A three-month-old kitten is recovering after surviving a 300 mile journey from France to Britain trapped in the bumper of a Northampton couple's car.
Doug and Renee Bliss, both 68, of Duston, were left stunned after finding the stowaway cat firmly wedged in the grille on their Hyundai i30 after they got home from holiday.
They had been making their way back from the St Malo, in the north of France, when the puss is believed to have got stuck just before they boarded a ferry.
After the pensioners arrived at Portsmouth International Port around 12 hours later, the cat then endured a 37-mile journey at 70mph to Sutton Scotney Services.
It was at that point they heard a faint meowing and discovered their unwanted passenger clinging to the car near the headlight when they opened their bonnet.
Retired science teacher Doug said: "He seemed to be trapped in front of the radiator behind the headlamp.
"You could barely see him when he was trapped. I had to bend down and reach into the car from below just to touch him.
"We can't imagine how he got in there."
Renee added: "We left the car at 8pm French time and drove away again at 7am the next morning, UK time. He could've been in there for over 12 hours.
"When we stopped at the services I couldn't believe what I was hearing, meowing coming from the bonnet of the car.
"We had just driven for almost an hour and a half without stopping.
"There was heavy traffic on the M27 and M3 and it was a stop-start journey. It must have been horrendous for him."
The couple could not pull the kitten out and called Britannia Rescue to the service station on the A23 on October 17.
The car was then taken to the nearest garage, Bakers of Oakley, in Basingstoke, where mechanics removed the entire bumper to free the distressed kitten.
The puss, later named Malo, was quarantined for 21 days before being taken to charity Blue Cross who have now put him up rehoming.
Rennee, a retired laboratory technician, added: "When he was finally freed, the poor little thing looked terrified.
"He's absolutely gorgeous, and if we didn't already have two rescue cats of our own, we would have jumped at the chance to take him on ourselves."
Lara Alford, centre manager for Blue Cross Southampton, said: "Little Malo is so lucky to be in good health.
"They drove all the way to Sutton Scotney Services for a pit stop where they heard a cat meowing.
"They looked at the car and could see through the front grille a kitten clinging on for its life. It's such a scary journey for such a small animal."
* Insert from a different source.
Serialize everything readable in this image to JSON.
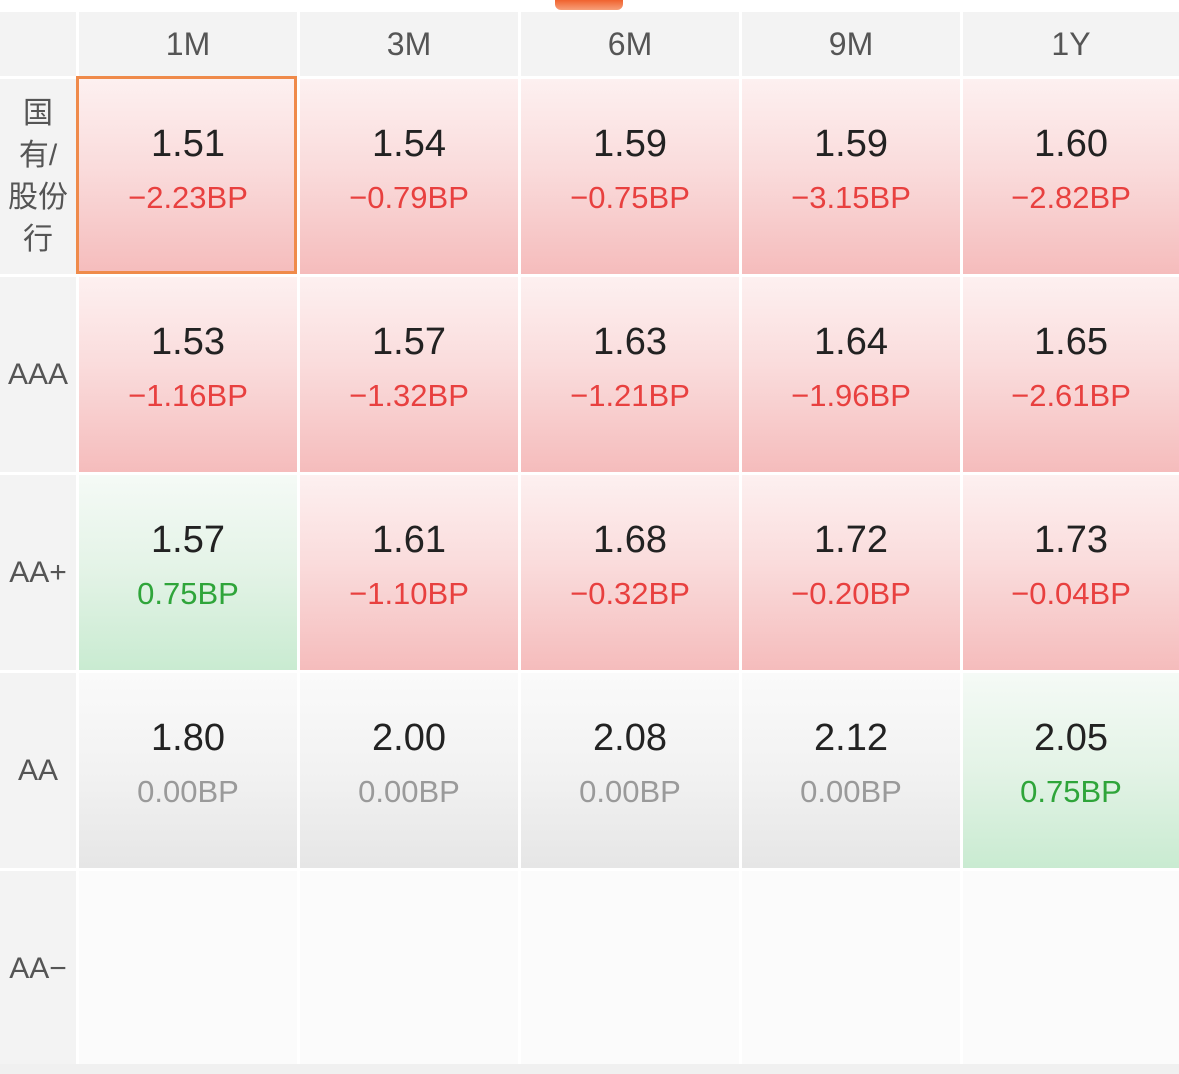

"As soon as we met Malo we knew he'd be a wonderful addition to someone's family.
"He's had quite a journey to get here, so would love to find a loving home to settle down in and really be able to show his true colours."